Accident
Member since:
2005-07-29

I have a HX-20 and it was a true portable. The Osborne 1 was a transportable and could not run on batteries. I have the HX-20 and the QX-10 from Epson. The where very advance for their time. I wish it have a bigger screen. But hell it still run, unlike my HP Prosario X1000.

HX-20
http://www.old-computers.com/museum/computer.asp?c=143&st=1
http://en.wikipedia.org/wiki/HX-20

QX-10
http://www.old-computers.com/museum/computer.asp?st=1&c=200

Reply Score: 1

richmassena Member since:
2006-11-26

I'm almost certain you could by an external battery unit for the Osborne 1. I don't think it was at all practical, given the Osborne by itself weighed about 30 lbs.

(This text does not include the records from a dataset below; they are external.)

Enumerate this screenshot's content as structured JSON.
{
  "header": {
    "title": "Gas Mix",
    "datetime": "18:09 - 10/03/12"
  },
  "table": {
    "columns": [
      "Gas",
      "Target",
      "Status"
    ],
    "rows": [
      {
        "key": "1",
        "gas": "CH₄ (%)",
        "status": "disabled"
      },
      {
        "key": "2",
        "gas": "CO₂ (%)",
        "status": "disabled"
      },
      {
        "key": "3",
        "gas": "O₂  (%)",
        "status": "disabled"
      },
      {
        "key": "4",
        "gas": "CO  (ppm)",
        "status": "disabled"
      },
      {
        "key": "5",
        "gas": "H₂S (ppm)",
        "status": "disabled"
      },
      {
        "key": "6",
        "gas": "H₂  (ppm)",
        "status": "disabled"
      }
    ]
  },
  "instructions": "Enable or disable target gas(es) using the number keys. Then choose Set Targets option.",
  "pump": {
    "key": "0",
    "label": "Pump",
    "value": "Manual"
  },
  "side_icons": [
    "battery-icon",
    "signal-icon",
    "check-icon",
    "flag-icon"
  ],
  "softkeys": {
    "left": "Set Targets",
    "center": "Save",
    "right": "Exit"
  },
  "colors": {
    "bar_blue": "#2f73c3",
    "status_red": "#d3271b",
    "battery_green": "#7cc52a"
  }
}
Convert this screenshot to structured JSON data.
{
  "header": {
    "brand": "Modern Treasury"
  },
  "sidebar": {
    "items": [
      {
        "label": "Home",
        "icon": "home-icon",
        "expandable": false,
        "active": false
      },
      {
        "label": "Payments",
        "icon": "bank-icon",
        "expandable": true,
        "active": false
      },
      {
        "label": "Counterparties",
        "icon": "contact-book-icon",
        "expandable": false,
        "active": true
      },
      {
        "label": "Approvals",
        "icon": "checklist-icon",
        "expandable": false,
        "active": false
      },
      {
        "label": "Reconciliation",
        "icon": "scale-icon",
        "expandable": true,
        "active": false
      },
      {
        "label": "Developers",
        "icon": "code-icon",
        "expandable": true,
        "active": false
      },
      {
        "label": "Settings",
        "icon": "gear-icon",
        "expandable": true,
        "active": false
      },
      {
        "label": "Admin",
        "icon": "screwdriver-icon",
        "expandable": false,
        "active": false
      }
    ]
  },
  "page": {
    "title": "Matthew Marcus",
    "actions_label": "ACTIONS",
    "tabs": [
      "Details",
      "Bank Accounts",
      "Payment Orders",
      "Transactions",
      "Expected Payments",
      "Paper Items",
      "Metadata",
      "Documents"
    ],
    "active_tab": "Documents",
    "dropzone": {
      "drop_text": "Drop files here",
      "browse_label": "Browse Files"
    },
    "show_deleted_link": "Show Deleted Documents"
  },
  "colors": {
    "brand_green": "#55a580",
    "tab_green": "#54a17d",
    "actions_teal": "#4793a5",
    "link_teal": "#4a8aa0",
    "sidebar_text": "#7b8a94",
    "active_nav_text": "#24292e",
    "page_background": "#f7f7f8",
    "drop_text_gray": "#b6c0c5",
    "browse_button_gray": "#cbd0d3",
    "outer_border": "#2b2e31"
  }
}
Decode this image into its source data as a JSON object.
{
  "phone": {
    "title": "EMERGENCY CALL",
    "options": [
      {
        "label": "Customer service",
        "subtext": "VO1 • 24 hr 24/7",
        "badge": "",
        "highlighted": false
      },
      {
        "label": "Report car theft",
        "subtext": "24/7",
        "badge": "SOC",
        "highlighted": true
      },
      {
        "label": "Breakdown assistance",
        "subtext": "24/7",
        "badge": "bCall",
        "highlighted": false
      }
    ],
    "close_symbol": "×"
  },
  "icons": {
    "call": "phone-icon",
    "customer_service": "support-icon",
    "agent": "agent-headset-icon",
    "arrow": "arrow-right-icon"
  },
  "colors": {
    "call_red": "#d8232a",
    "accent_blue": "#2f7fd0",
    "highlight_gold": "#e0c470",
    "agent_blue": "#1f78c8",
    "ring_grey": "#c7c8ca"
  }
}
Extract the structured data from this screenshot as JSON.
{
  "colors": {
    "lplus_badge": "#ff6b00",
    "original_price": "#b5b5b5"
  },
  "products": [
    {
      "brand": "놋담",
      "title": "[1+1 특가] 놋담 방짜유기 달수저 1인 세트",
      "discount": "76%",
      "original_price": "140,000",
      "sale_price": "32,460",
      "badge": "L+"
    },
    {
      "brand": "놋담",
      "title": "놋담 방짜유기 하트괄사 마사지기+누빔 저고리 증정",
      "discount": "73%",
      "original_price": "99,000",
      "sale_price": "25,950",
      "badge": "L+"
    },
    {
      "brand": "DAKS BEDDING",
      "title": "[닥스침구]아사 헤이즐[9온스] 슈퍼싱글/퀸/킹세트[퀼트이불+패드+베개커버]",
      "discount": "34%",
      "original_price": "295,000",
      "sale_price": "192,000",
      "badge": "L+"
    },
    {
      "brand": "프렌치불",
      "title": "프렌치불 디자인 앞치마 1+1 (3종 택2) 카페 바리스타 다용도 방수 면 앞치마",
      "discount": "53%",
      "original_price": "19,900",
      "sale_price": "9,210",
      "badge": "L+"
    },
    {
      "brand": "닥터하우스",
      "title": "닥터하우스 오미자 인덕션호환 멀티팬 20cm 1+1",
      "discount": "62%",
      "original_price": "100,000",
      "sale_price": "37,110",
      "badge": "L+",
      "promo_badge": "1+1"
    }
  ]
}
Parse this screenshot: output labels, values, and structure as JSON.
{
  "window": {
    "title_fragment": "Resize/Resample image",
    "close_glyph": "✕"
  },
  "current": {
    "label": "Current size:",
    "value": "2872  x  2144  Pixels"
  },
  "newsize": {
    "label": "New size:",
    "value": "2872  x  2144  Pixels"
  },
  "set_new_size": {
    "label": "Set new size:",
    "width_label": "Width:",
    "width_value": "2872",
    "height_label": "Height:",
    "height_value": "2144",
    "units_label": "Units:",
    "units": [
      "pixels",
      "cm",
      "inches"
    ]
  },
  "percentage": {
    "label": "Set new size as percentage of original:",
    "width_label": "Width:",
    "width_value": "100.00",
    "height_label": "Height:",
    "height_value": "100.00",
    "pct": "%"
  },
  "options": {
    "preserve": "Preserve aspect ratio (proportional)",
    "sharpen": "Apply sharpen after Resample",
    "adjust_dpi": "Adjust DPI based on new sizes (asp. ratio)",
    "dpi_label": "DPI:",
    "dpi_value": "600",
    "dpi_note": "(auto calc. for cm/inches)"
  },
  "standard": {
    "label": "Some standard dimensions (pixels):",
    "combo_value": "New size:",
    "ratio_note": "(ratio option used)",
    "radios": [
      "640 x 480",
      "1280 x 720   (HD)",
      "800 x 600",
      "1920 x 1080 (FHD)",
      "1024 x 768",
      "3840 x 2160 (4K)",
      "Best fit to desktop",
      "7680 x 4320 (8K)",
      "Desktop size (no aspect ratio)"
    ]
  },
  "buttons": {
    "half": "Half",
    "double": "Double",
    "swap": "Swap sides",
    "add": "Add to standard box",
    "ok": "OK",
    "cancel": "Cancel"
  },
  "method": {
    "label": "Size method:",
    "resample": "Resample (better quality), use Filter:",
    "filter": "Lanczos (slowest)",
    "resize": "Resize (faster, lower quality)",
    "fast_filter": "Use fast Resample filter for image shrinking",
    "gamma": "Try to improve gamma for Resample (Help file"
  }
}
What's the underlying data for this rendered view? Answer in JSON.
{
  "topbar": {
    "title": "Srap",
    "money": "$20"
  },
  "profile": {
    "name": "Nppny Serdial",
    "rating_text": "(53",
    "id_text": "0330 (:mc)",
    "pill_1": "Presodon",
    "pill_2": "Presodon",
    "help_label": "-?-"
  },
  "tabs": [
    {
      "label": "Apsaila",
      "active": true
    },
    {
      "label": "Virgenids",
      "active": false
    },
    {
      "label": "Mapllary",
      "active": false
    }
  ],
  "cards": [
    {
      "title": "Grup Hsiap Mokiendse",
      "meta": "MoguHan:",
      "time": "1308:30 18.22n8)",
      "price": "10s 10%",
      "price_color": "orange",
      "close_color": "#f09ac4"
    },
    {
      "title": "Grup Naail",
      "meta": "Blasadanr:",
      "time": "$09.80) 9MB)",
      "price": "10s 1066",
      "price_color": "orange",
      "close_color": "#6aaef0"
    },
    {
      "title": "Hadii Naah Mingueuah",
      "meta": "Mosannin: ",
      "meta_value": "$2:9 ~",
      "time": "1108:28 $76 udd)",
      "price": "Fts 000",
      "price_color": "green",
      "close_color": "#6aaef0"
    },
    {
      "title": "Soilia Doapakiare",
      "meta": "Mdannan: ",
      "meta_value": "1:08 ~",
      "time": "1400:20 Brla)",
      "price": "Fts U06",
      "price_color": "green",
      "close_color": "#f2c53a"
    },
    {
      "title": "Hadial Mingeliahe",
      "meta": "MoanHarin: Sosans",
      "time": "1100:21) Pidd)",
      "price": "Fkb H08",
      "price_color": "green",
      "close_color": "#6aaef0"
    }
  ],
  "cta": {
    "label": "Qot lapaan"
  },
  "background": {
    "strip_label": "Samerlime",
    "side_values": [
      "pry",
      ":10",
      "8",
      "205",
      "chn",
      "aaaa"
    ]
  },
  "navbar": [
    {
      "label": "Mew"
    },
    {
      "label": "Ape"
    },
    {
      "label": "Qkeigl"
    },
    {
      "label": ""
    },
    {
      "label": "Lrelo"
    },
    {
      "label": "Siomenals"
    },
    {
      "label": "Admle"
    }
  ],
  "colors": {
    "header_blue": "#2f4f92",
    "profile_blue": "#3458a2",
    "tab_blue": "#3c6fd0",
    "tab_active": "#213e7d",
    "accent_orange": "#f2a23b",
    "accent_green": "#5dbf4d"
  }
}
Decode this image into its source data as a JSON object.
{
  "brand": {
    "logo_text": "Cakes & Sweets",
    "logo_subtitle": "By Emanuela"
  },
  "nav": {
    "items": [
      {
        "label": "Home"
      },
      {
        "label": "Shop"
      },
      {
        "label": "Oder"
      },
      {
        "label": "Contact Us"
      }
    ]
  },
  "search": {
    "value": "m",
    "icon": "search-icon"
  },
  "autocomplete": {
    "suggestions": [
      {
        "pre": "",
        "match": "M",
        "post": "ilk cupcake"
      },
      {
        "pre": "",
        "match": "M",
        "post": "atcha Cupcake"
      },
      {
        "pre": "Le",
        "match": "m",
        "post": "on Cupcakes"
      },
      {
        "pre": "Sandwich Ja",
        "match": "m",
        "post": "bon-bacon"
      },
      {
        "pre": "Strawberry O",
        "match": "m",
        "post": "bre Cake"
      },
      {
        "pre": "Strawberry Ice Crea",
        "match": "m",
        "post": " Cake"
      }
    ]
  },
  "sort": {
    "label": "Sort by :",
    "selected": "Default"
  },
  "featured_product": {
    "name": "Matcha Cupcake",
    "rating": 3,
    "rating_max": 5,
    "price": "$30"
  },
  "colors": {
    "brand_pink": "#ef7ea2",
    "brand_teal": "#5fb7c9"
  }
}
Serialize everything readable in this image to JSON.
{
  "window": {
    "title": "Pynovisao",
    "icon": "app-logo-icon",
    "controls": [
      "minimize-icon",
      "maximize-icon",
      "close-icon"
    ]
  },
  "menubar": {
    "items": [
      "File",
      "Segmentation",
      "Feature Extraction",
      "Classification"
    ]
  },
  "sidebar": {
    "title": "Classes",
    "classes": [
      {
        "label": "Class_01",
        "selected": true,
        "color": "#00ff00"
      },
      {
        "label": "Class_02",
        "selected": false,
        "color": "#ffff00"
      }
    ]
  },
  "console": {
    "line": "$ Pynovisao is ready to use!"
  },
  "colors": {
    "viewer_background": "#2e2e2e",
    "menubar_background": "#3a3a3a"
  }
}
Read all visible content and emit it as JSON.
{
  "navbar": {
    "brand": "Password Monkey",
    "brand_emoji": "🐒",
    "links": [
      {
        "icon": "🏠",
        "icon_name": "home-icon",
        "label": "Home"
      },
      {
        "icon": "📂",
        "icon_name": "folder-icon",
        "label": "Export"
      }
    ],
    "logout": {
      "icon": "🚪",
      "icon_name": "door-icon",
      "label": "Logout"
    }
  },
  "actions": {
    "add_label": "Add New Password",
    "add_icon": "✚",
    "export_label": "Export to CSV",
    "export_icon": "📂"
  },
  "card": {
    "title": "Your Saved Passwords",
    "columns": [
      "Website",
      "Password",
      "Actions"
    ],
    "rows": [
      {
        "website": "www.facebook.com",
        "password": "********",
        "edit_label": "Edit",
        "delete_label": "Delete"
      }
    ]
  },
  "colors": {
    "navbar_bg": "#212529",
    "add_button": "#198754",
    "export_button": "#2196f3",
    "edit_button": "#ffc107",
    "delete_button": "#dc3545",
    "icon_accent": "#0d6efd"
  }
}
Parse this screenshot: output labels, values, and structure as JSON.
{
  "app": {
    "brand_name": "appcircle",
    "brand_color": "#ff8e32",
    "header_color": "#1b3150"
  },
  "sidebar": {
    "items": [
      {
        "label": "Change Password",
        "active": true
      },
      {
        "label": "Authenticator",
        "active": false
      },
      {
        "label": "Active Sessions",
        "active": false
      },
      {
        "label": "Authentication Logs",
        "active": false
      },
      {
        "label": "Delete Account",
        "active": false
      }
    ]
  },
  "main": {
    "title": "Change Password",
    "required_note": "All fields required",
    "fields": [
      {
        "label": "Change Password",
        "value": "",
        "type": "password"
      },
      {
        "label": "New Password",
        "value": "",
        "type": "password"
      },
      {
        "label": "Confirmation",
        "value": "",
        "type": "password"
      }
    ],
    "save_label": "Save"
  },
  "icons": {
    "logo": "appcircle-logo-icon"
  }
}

I think the definition of portable is too vague to support either the Osborne or the HX-20 as truly portable, though the HX-20 would better fit the definition. From my perspective portable would mean that work could easily be done with the computer sitting in a bus or on an airplane. I can envision the HX-20 with its tape deck saving documents sitting on someones lap. You would have to hire a second seat for the Osborne.

Reply Parent Score: 1